Friday 8:24 PM
157 m (515 ft)
Province of Messina
Febronia of Nisibis
| Tindari, Case Nuove Russo, Case Nuove Malluzzo, Mongiove, Scala, Moreri, San Cosimo, Madoro, Scarpiglia, Marinello, Gallo, Camera, Provenzani, Sorrentini.|
15°C, Wind S at 13 km/h, 66% Humidity
Patti is a town and comune in northeastern Sicily, southern Italy, administratively part of the province of Messina, on the western shore of the gulf of the same name. It has 13,224 inhabitants as of 31 December 2004, and it is 76 kilometres (47 mi) from Messina.
It is connected to the rest of Sicily by train, via the Patti-San Piero Patti train station, located on the railway line Messina-Palermo, and the A20 Palermo-Messina highway. It is still known for the ruins of Tindari, famous for its ancient Greece theatre, and the Villa Romana.
Patti, Sicily Wikipedia
It stands near the site of the ancient Tyndaris, a Lacedæmonian colony that had a very flourishing commerce; the magnificent temple of Mercury in the latter city was despoiled by Verres. By the time of Pliny the Elder, the sea had encroached greatly upon the shore, and after the foundation of Patti, Tyndaris was almost entirely abandoned; there remains only the church of Santa Maria del Tindaro, with a Franciscan monastery.
The current town name derives from the name given by its inhabitants after they moved there, following an earthquake that destroyed Tindari, forcing them to find another place to settle. The new site was named Ep' Aktin (Ἐπ' Ἀκτήν, Greek for 'on the shore'), from which the contracted name "Patti" derives.
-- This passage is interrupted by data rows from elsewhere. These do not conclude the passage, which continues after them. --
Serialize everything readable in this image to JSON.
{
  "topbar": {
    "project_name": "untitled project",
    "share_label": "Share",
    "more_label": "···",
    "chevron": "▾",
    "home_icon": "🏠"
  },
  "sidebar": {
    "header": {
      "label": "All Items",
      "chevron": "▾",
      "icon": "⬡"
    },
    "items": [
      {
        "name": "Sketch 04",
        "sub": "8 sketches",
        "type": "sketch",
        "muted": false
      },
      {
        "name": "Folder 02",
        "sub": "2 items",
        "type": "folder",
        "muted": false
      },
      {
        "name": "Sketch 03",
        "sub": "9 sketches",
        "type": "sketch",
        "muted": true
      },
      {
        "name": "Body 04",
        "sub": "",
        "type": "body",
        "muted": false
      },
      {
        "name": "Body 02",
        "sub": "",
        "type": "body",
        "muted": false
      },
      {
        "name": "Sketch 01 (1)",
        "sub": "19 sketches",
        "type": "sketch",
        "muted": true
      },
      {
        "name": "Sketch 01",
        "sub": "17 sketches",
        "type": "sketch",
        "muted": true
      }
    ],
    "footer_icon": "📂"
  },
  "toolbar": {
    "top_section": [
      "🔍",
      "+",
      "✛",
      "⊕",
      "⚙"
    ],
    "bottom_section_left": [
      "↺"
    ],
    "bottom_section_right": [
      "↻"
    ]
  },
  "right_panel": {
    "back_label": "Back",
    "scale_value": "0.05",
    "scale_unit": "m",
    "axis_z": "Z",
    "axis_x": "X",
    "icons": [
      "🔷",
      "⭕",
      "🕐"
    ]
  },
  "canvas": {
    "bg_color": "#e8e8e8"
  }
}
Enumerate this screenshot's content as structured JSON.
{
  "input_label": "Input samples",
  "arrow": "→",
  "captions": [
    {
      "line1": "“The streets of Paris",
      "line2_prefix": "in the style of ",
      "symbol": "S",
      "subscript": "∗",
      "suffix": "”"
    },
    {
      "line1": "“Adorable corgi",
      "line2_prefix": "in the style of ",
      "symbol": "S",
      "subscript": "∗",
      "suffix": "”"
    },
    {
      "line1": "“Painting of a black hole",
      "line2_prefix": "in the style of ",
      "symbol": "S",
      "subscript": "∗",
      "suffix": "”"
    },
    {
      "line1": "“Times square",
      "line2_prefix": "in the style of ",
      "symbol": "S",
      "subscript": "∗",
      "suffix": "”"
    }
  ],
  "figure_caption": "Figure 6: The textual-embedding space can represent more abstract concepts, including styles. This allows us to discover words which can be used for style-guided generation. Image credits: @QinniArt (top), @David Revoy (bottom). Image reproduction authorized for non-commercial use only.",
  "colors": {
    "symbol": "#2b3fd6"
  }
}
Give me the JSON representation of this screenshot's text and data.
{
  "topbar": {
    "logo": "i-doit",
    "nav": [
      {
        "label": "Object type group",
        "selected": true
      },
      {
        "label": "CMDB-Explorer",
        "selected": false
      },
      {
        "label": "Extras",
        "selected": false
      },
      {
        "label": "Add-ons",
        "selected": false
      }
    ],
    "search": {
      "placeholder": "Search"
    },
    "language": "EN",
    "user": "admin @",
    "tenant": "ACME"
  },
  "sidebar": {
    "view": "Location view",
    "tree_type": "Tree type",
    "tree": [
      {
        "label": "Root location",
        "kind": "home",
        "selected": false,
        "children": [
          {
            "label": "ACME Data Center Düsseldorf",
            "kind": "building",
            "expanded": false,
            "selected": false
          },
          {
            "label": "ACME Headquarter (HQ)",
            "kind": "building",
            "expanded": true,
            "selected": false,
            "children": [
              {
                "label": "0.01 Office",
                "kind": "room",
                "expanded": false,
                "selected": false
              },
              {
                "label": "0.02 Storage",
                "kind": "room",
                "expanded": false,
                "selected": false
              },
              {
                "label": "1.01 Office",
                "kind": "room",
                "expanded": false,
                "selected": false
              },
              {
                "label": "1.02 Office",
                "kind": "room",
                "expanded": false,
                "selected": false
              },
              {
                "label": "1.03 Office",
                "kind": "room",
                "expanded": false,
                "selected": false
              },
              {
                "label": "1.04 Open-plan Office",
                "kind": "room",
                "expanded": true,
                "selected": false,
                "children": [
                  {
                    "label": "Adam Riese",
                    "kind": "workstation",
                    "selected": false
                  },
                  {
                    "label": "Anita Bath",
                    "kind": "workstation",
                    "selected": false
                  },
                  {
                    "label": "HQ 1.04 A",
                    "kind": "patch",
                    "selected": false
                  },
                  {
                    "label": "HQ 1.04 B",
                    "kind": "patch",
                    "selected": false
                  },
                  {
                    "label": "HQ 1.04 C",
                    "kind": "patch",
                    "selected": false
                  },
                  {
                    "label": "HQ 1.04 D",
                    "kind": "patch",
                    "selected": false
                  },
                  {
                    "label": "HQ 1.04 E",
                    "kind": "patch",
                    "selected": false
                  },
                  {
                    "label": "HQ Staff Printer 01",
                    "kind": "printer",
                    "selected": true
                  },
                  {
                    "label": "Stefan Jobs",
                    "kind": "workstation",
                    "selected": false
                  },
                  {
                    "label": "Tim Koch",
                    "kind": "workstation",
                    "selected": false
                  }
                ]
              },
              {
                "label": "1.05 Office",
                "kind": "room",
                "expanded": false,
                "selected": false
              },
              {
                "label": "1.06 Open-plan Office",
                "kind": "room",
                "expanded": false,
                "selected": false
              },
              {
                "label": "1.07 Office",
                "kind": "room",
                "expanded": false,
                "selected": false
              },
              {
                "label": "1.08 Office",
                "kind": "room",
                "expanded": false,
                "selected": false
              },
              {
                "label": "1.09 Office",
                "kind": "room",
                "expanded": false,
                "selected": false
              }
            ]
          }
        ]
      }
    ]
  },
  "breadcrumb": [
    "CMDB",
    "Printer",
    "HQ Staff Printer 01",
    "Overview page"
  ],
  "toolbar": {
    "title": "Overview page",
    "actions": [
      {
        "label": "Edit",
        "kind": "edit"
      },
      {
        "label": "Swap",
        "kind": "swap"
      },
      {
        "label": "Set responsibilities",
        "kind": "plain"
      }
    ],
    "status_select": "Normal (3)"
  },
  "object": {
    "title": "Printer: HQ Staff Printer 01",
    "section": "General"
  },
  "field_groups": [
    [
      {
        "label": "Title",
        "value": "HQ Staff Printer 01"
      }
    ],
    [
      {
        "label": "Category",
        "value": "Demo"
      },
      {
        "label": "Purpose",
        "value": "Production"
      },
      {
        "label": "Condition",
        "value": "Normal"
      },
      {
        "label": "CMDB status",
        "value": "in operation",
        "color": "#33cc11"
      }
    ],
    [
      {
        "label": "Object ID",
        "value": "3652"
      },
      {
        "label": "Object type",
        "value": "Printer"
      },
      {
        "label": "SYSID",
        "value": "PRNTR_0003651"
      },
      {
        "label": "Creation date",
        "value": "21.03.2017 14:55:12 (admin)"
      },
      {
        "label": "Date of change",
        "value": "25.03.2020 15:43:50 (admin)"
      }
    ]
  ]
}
The city was rebuilt by Count Roger, after the Saracens had been driven from Messina (1058). The town was founded by the Norman king Roger II of Sicily in 1094. Patti is also famous for its large sandy beaches.
Patti was destroyed by Frederick of Aragon about 1300, on account of its attachment to the House of Anjou; rebuilt in the 16th century, it was later sacked by the Ottoman Turks.Michele Sindona, banker and convicted criminal
Antonio "Tony" Cairoli.
Ruins of Tindari
Remains of a Roman Villa (3rd century AD)
Necropolises of Monte (10th through 8th centuries BC) and san Cosimo (3rd millennium BC through 9th century BC)
Cathedral (10th century), housing the sepulchre of Adelasia Countess of Sicily, wife of Roger I.